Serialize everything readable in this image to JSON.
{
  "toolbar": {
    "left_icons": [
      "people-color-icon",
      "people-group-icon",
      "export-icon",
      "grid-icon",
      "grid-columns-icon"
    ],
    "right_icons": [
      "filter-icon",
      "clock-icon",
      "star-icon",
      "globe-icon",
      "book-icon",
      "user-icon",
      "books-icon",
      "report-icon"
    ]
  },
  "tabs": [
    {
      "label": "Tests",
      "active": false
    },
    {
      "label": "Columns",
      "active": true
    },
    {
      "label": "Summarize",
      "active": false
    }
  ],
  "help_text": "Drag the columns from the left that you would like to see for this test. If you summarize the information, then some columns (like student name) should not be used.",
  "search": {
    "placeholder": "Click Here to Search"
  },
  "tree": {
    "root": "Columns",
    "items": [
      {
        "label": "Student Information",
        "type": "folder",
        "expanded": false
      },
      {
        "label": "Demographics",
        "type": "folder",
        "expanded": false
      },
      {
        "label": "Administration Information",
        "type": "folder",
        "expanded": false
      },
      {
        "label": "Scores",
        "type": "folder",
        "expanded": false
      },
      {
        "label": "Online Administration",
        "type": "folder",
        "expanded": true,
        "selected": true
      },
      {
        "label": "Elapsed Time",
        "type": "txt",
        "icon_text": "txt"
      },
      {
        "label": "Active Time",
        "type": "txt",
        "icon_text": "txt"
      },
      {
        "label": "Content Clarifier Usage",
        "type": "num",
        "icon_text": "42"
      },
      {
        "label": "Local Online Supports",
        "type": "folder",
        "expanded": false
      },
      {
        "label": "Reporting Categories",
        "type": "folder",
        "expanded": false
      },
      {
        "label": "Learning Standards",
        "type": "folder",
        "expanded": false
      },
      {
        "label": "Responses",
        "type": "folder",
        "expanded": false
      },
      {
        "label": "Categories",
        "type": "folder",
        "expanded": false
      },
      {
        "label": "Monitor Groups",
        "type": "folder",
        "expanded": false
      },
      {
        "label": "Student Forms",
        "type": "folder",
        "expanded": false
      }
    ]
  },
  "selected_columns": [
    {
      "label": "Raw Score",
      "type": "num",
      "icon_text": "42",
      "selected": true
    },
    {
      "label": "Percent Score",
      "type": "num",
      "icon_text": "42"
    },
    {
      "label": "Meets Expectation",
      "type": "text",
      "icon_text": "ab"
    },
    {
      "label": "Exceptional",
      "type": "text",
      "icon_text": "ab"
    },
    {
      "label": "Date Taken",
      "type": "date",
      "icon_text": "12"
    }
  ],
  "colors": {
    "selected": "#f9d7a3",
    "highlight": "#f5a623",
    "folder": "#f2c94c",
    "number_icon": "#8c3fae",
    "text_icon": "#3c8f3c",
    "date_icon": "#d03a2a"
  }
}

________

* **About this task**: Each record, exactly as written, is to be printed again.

* **Solution for this problem**:
Serialize everything readable in this image to JSON.
{
  "toolbar": {
    "left_icons": [
      "people-color-icon",
      "people-group-icon",
      "export-icon",
      "grid-icon",
      "grid-columns-icon"
    ],
    "right_icons": [
      "filter-icon",
      "clock-icon",
      "star-icon",
      "globe-icon",
      "book-icon",
      "user-icon",
      "books-icon",
      "report-icon"
    ]
  },
  "tabs": [
    {
      "label": "Tests",
      "active": false
    },
    {
      "label": "Columns",
      "active": true
    },
    {
      "label": "Summarize",
      "active": false
    }
  ],
  "help_text": "Drag the columns from the left that you would like to see for this test. If you summarize the information, then some columns (like student name) should not be used.",
  "search": {
    "placeholder": "Click Here to Search"
  },
  "tree": {
    "root": "Columns",
    "items": [
      {
        "label": "Student Information",
        "type": "folder",
        "expanded": false
      },
      {
        "label": "Demographics",
        "type": "folder",
        "expanded": false
      },
      {
        "label": "Administration Information",
        "type": "folder",
        "expanded": false
      },
      {
        "label": "Scores",
        "type": "folder",
        "expanded": false
      },
      {
        "label": "Online Administration",
        "type": "folder",
        "expanded": true,
        "selected": true
      },
      {
        "label": "Elapsed Time",
        "type": "txt",
        "icon_text": "txt"
      },
      {
        "label": "Active Time",
        "type": "txt",
        "icon_text": "txt"
      },
      {
        "label": "Content Clarifier Usage",
        "type": "num",
        "icon_text": "42"
      },
      {
        "label": "Local Online Supports",
        "type": "folder",
        "expanded": false
      },
      {
        "label": "Reporting Categories",
        "type": "folder",
        "expanded": false
      },
      {
        "label": "Learning Standards",
        "type": "folder",
        "expanded": false
      },
      {
        "label": "Responses",
        "type": "folder",
        "expanded": false
      },
      {
        "label": "Categories",
        "type": "folder",
        "expanded": false
      },
      {
        "label": "Monitor Groups",
        "type": "folder",
        "expanded": false
      },
      {
        "label": "Student Forms",
        "type": "folder",
        "expanded": false
      }
    ]
  },
  "selected_columns": [
    {
      "label": "Raw Score",
      "type": "num",
      "icon_text": "42",
      "selected": true
    },
    {
      "label": "Percent Score",
      "type": "num",
      "icon_text": "42"
    },
    {
      "label": "Meets Expectation",
      "type": "text",
      "icon_text": "ab"
    },
    {
      "label": "Exceptional",
      "type": "text",
      "icon_text": "ab"
    },
    {
      "label": "Date Taken",
      "type": "date",
      "icon_text": "12"
    }
  ],
  "colors": {
    "selected": "#f9d7a3",
    "highlight": "#f5a623",
    "folder": "#f2c94c",
    "number_icon": "#8c3fae",
    "text_icon": "#3c8f3c",
    "date_icon": "#d03a2a"
  }
}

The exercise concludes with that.